■ Records from a data collection
+ + + + + + +
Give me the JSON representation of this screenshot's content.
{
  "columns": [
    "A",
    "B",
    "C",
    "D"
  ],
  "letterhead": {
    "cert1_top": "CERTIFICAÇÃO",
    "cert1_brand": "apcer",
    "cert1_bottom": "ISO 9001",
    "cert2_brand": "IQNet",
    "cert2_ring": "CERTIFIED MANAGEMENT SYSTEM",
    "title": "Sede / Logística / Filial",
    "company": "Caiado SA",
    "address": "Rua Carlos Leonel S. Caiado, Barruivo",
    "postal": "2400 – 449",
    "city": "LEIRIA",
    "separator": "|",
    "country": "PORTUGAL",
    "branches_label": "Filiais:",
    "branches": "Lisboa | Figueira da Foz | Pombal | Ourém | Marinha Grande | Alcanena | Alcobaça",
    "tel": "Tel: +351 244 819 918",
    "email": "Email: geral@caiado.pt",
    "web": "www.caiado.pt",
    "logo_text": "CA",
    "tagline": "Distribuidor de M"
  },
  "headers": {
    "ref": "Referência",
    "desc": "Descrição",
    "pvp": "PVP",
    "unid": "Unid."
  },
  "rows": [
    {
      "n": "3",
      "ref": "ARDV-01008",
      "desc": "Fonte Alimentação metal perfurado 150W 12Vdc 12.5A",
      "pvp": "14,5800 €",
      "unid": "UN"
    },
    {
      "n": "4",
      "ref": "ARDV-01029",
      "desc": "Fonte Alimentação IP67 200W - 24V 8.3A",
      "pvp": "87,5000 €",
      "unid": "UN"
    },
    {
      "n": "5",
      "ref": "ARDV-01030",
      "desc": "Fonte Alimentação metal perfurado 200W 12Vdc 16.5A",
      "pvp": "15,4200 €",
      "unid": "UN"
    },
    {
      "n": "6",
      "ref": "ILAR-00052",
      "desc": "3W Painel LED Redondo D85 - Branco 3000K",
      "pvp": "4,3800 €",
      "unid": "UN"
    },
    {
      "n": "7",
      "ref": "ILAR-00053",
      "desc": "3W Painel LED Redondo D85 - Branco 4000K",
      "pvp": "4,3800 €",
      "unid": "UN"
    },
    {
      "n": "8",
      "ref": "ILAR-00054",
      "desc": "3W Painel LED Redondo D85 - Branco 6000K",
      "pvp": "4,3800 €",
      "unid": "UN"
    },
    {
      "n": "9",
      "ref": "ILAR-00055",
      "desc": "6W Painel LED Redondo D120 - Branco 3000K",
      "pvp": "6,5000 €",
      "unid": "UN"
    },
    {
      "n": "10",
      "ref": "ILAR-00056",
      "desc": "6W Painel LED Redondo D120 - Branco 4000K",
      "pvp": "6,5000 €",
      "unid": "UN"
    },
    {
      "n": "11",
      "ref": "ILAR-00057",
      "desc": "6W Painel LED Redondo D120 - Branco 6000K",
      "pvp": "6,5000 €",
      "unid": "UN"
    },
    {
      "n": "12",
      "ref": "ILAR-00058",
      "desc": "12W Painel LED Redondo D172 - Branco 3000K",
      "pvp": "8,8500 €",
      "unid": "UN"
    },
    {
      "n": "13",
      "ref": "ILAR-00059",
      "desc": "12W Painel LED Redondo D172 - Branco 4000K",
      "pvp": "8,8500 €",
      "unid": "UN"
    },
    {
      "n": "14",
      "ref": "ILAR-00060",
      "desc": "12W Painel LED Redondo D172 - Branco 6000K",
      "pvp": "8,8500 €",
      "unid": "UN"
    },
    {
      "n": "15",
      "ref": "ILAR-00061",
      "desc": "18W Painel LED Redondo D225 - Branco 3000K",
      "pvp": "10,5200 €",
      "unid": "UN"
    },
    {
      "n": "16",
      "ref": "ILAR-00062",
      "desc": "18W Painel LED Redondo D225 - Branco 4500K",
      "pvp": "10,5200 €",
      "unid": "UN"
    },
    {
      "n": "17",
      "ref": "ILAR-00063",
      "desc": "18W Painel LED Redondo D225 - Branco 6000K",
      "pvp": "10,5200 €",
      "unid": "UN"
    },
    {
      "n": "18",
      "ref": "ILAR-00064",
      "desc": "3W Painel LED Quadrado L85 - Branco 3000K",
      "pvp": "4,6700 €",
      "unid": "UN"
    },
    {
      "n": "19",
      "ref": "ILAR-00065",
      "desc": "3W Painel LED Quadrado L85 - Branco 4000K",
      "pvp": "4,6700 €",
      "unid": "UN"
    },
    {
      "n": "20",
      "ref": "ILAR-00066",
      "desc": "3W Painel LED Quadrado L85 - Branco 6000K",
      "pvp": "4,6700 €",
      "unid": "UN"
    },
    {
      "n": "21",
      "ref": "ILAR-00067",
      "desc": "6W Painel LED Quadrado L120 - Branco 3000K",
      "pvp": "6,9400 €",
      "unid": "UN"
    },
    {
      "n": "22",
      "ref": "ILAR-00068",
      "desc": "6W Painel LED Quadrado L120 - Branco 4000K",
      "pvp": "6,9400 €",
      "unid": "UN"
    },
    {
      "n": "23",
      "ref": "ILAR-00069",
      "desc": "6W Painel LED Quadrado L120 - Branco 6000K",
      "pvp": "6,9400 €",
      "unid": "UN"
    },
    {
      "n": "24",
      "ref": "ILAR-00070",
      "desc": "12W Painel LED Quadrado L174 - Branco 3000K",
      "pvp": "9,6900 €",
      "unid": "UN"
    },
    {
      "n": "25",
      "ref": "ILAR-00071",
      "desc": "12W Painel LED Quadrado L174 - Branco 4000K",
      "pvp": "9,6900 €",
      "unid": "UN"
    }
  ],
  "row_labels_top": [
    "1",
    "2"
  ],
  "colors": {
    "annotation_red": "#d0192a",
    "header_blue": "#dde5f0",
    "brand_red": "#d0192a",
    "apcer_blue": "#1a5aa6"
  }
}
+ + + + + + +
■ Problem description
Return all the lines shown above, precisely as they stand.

■ Answer for this exercise
Give me the JSON representation of this screenshot's content.
{
  "columns": [
    "A",
    "B",
    "C",
    "D"
  ],
  "letterhead": {
    "cert1_top": "CERTIFICAÇÃO",
    "cert1_brand": "apcer",
    "cert1_bottom": "ISO 9001",
    "cert2_brand": "IQNet",
    "cert2_ring": "CERTIFIED MANAGEMENT SYSTEM",
    "title": "Sede / Logística / Filial",
    "company": "Caiado SA",
    "address": "Rua Carlos Leonel S. Caiado, Barruivo",
    "postal": "2400 – 449",
    "city": "LEIRIA",
    "separator": "|",
    "country": "PORTUGAL",
    "branches_label": "Filiais:",
    "branches": "Lisboa | Figueira da Foz | Pombal | Ourém | Marinha Grande | Alcanena | Alcobaça",
    "tel": "Tel: +351 244 819 918",
    "email": "Email: geral@caiado.pt",
    "web": "www.caiado.pt",
    "logo_text": "CA",
    "tagline": "Distribuidor de M"
  },
  "headers": {
    "ref": "Referência",
    "desc": "Descrição",
    "pvp": "PVP",
    "unid": "Unid."
  },
  "rows": [
    {
      "n": "3",
      "ref": "ARDV-01008",
      "desc": "Fonte Alimentação metal perfurado 150W 12Vdc 12.5A",
      "pvp": "14,5800 €",
      "unid": "UN"
    },
    {
      "n": "4",
      "ref": "ARDV-01029",
      "desc": "Fonte Alimentação IP67 200W - 24V 8.3A",
      "pvp": "87,5000 €",
      "unid": "UN"
    },
    {
      "n": "5",
      "ref": "ARDV-01030",
      "desc": "Fonte Alimentação metal perfurado 200W 12Vdc 16.5A",
      "pvp": "15,4200 €",
      "unid": "UN"
    },
    {
      "n": "6",
      "ref": "ILAR-00052",
      "desc": "3W Painel LED Redondo D85 - Branco 3000K",
      "pvp": "4,3800 €",
      "unid": "UN"
    },
    {
      "n": "7",
      "ref": "ILAR-00053",
      "desc": "3W Painel LED Redondo D85 - Branco 4000K",
      "pvp": "4,3800 €",
      "unid": "UN"
    },
    {
      "n": "8",
      "ref": "ILAR-00054",
      "desc": "3W Painel LED Redondo D85 - Branco 6000K",
      "pvp": "4,3800 €",
      "unid": "UN"
    },
    {
      "n": "9",
      "ref": "ILAR-00055",
      "desc": "6W Painel LED Redondo D120 - Branco 3000K",
      "pvp": "6,5000 €",
      "unid": "UN"
    },
    {
      "n": "10",
      "ref": "ILAR-00056",
      "desc": "6W Painel LED Redondo D120 - Branco 4000K",
      "pvp": "6,5000 €",
      "unid": "UN"
    },
    {
      "n": "11",
      "ref": "ILAR-00057",
      "desc": "6W Painel LED Redondo D120 - Branco 6000K",
      "pvp": "6,5000 €",
      "unid": "UN"
    },
    {
      "n": "12",
      "ref": "ILAR-00058",
      "desc": "12W Painel LED Redondo D172 - Branco 3000K",
      "pvp": "8,8500 €",
      "unid": "UN"
    },
    {
      "n": "13",
      "ref": "ILAR-00059",
      "desc": "12W Painel LED Redondo D172 - Branco 4000K",
      "pvp": "8,8500 €",
      "unid": "UN"
    },
    {
      "n": "14",
      "ref": "ILAR-00060",
      "desc": "12W Painel LED Redondo D172 - Branco 6000K",
      "pvp": "8,8500 €",
      "unid": "UN"
    },
    {
      "n": "15",
      "ref": "ILAR-00061",
      "desc": "18W Painel LED Redondo D225 - Branco 3000K",
      "pvp": "10,5200 €",
      "unid": "UN"
    },
    {
      "n": "16",
      "ref": "ILAR-00062",
      "desc": "18W Painel LED Redondo D225 - Branco 4500K",
      "pvp": "10,5200 €",
      "unid": "UN"
    },
    {
      "n": "17",
      "ref": "ILAR-00063",
      "desc": "18W Painel LED Redondo D225 - Branco 6000K",
      "pvp": "10,5200 €",
      "unid": "UN"
    },
    {
      "n": "18",
      "ref": "ILAR-00064",
      "desc": "3W Painel LED Quadrado L85 - Branco 3000K",
      "pvp": "4,6700 €",
      "unid": "UN"
    },
    {
      "n": "19",
      "ref": "ILAR-00065",
      "desc": "3W Painel LED Quadrado L85 - Branco 4000K",
      "pvp": "4,6700 €",
      "unid": "UN"
    },
    {
      "n": "20",
      "ref": "ILAR-00066",
      "desc": "3W Painel LED Quadrado L85 - Branco 6000K",
      "pvp": "4,6700 €",
      "unid": "UN"
    },
    {
      "n": "21",
      "ref": "ILAR-00067",
      "desc": "6W Painel LED Quadrado L120 - Branco 3000K",
      "pvp": "6,9400 €",
      "unid": "UN"
    },
    {
      "n": "22",
      "ref": "ILAR-00068",
      "desc": "6W Painel LED Quadrado L120 - Branco 4000K",
      "pvp": "6,9400 €",
      "unid": "UN"
    },
    {
      "n": "23",
      "ref": "ILAR-00069",
      "desc": "6W Painel LED Quadrado L120 - Branco 6000K",
      "pvp": "6,9400 €",
      "unid": "UN"
    },
    {
      "n": "24",
      "ref": "ILAR-00070",
      "desc": "12W Painel LED Quadrado L174 - Branco 3000K",
      "pvp": "9,6900 €",
      "unid": "UN"
    },
    {
      "n": "25",
      "ref": "ILAR-00071",
      "desc": "12W Painel LED Quadrado L174 - Branco 4000K",
      "pvp": "9,6900 €",
      "unid": "UN"
    }
  ],
  "row_labels_top": [
    "1",
    "2"
  ],
  "colors": {
    "annotation_red": "#d0192a",
    "header_blue": "#dde5f0",
    "brand_red": "#d0192a",
    "apcer_blue": "#1a5aa6"
  }
}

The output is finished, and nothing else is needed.